1 Extra Dry 18%
0 Sour 14%

And here are some of our fave responses.

1 I'm not Greek, but I'm offended by this "guys who wore sheets." Philosophy, architecture and "sheets"? Stupid Americans.

0 Figs? These creatives should've been asking the Greeks about hemlock.

1 If you're going to talk about the benefits of a fig, why not show . . . a fig?

4 Pretty and informative. What's not to like?

3 Positioning is very clever; art direction is lacking.

1 Print ads that don't show the actual product as the main subject are risky. This is why.

4 Good copy. Not crazy about the illustration, but the concept makes sense.

2 It was good of them to remind me how much natural sugars a fig contains, but shouldn't that guy's toes be pointing the other way?

1 Illustration: 300-thread-count King. Concept: flannel Twin with factory irregularities.

3 I like the copy, but the visual leaves something to be desired. A nine-toed discus thrower selling Fig Newtons? No thanks.

3 "Grab a Fig Newtons"?

1 The headline's pretty clever for a writer with sheet for brains!

0 Is it a lig or a fig? Crap fonts, trite type.

0 That bunch of guys in sheets laid the foundations for Western civilization, the decline of which is surely evidenced by mouth-breathing slackers who mindlessly snarf down one Newton after another while watching daytime TV. Ads like this make me wonder if talent is even necessary anymore.

5 What a change of pace from the usual cookie ad. It sure got my attention.

4 It's a well-designed ad, but I'm still not buying that a Fig Newton is a healthy, energizing snack.

3 I guess it could've been worse — they could have gone back to Adam and Eve wearing fig leaves.

4 Fig Newtons are good for you?! Never would have guessed it, but for some reason I believe this ad. Maybe because they didn't get too serious or too technical.

2 The copy mentions endurance; since when did the discus become an endurance sport?

4 It's got stopping power; it isn't overwritten; the illustration lets the product photo scream off the page; and it drives the strategy.

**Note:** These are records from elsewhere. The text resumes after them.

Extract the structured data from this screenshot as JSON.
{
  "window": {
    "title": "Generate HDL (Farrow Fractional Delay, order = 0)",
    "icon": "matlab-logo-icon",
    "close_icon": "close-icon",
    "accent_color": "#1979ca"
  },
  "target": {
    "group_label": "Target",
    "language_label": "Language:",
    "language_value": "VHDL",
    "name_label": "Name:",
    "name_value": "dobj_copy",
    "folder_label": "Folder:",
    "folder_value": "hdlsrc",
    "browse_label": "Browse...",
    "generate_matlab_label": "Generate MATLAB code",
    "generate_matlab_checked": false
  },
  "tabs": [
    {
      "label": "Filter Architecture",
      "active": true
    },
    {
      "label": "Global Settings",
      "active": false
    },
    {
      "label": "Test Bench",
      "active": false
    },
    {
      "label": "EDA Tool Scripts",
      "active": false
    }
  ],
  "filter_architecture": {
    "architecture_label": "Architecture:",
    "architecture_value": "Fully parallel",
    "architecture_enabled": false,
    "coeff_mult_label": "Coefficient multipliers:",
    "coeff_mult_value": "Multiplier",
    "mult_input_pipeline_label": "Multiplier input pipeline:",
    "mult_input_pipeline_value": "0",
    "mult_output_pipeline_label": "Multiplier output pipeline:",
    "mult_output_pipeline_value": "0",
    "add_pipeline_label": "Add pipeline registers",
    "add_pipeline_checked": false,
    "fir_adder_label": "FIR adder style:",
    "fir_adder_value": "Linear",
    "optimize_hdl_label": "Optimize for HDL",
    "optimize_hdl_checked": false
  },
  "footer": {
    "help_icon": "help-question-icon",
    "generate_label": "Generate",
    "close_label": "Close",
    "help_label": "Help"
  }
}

Nicely done.

2 I love Fig Newtons, but this ad continues the "Not just your grandma's stool softener" tradition with its Old World (read old school) imagery.

2 Looks like an ad for an insurance company.

1 That's it? That's the whole ad? It gives you energy?! So does crack.

2 "The power of the fig" is just not on. Imagine a car ad that says, "Ninety unbridled horses pushing you back into your leatherette seat."